AUBURN, Ala. (AP) — Auburn's Nick Marshall is enjoying a luxury none of Gus Malzahn's other college starting quarterbacks have had.
Marshall gets to return for a second season as the starter. He's going through his first spring practice and aiming to show everyone that he's much more than a runner with a strong arm.
"I hope this time next fall that they just feel he's truly a complete quarterback," Tigers offensive coordinator Rhett Lashlee said. "I think he's got the talent."
Auburn's offense flourished with Marshall operating the zone read, either handing off to Tre Mason or keeping it and darting through the line. It seemed simple but was effective enough for the Tigers to win the Southeastern Conference and make it to the national championship game.
Malzahn has even higher expectations for Marshall since he's had eight different full-time starting quarterbacks in as many years on the college level.
Malzahn repeatedly spoke about the handicap the junior college transfer was saddled with last season after not being around for the spring.
The result was a midseason shift to a heavy reliance on the zone read as coaches discovered what worked best for Marshall at the time. He attempted a combined 26 passes in wins over Arkansas, Tennessee and Missouri in the SEC championship game.
Malzahn said the pre-snap challenges of operating a hurry-up, no-huddle offense alone require more than a handful of practices to master.
"Really, what Nick did with two weeks of practice was really phenomenal," he said. "So the little things the casual eye has seen would be frustrating, but a lot of times there was a lot more to it than what it looks like.
"The goal for him will be at the end of the spring to know our base offense, our base fundamentals and be reactive.
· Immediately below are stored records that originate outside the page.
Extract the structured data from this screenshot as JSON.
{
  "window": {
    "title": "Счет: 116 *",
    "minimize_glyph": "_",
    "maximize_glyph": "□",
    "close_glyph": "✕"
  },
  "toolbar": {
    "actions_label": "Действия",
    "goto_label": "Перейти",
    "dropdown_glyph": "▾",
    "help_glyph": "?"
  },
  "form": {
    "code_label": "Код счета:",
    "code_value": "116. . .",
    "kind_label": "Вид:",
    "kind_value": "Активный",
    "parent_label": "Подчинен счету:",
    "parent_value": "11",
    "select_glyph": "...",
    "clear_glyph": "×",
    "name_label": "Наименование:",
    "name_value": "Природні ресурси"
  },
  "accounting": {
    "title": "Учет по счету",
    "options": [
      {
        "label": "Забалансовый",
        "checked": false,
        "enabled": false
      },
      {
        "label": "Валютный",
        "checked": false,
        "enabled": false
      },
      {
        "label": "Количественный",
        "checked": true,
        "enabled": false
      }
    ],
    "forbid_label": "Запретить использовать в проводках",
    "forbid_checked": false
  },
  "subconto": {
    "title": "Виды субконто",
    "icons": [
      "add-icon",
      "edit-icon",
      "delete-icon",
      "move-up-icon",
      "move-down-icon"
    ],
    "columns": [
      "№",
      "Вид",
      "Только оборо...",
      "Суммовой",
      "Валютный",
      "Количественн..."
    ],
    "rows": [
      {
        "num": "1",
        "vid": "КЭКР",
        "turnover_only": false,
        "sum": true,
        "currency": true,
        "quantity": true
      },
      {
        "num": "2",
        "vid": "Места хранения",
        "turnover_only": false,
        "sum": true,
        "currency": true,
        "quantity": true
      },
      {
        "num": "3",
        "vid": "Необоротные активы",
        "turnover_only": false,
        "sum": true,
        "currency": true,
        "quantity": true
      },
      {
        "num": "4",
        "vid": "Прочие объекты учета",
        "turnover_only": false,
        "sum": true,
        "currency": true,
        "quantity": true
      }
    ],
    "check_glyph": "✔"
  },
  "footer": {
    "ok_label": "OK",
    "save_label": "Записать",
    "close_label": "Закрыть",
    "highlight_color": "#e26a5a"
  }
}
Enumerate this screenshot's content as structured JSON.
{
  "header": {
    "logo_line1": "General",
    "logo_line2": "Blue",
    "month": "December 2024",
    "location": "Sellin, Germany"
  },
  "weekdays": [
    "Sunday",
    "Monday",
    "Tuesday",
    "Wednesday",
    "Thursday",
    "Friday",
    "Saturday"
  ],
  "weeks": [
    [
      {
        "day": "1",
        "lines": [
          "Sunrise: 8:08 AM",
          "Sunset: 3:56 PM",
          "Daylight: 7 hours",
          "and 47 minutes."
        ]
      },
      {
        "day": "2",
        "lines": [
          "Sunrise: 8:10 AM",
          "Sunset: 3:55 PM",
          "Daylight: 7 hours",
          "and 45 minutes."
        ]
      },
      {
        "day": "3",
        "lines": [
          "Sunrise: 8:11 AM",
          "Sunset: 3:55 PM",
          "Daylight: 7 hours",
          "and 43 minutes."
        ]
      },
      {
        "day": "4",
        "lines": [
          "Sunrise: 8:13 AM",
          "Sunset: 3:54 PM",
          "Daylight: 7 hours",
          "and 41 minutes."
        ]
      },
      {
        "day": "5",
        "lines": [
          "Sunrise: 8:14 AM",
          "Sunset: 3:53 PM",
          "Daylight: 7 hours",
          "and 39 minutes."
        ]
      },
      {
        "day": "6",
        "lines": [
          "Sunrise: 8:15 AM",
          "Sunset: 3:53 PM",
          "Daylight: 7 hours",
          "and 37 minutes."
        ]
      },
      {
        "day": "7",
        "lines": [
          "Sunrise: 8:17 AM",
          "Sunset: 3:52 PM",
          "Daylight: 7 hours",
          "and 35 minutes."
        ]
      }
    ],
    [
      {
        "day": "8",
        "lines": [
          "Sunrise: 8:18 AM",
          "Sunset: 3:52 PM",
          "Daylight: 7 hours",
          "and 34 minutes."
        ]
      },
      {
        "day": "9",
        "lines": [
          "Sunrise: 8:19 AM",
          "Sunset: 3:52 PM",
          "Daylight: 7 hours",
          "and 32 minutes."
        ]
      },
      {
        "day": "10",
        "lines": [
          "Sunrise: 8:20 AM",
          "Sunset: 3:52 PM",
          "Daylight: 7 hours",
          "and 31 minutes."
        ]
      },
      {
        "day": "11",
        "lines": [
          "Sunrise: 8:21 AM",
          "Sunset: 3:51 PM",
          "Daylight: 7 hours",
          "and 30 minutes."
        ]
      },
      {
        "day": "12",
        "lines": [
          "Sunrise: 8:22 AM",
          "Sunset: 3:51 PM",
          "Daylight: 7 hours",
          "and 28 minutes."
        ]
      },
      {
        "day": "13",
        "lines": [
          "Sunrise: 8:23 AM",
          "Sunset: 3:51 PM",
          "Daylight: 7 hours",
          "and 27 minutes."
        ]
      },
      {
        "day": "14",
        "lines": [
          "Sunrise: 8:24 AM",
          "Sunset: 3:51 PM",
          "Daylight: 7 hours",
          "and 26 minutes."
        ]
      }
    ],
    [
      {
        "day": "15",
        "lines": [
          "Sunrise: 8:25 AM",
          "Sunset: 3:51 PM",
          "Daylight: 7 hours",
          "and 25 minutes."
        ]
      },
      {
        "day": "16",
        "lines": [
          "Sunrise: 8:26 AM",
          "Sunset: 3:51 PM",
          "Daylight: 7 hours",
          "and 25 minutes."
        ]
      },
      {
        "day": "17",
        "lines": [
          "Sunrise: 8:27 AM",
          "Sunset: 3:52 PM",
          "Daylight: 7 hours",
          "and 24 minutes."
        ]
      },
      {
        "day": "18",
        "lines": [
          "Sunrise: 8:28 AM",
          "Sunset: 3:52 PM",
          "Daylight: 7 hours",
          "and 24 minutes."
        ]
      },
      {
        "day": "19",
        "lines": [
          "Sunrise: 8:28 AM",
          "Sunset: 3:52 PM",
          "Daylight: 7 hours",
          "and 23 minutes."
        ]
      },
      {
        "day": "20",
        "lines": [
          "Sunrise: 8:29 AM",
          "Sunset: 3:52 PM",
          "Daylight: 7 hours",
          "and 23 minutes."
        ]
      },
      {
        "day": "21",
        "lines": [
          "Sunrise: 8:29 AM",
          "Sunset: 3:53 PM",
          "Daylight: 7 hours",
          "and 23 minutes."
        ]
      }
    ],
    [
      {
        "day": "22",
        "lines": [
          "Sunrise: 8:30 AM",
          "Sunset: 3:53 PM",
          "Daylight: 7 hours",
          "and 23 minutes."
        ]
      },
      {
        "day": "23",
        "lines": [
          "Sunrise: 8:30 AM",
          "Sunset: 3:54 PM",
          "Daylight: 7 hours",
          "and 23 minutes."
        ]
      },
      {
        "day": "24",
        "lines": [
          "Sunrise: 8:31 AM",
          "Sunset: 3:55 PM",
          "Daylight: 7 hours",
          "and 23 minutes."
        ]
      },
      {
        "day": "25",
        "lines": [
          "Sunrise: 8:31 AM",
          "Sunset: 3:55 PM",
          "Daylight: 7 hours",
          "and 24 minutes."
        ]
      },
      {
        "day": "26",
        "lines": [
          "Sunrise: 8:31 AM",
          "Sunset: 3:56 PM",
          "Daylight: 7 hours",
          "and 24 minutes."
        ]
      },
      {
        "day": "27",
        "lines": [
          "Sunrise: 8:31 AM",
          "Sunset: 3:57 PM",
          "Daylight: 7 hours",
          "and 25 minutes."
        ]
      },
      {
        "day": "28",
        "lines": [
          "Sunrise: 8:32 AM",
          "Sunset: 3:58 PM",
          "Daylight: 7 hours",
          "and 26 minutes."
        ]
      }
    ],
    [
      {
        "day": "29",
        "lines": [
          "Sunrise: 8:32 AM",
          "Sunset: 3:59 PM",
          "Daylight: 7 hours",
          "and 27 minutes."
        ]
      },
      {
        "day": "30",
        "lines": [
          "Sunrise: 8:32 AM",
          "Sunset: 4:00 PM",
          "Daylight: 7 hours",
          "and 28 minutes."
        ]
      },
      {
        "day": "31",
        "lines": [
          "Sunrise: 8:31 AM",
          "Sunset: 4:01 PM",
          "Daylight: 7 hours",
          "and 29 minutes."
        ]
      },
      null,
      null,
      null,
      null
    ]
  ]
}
We really feel like that's going to happen and it will happen before the end of the spring."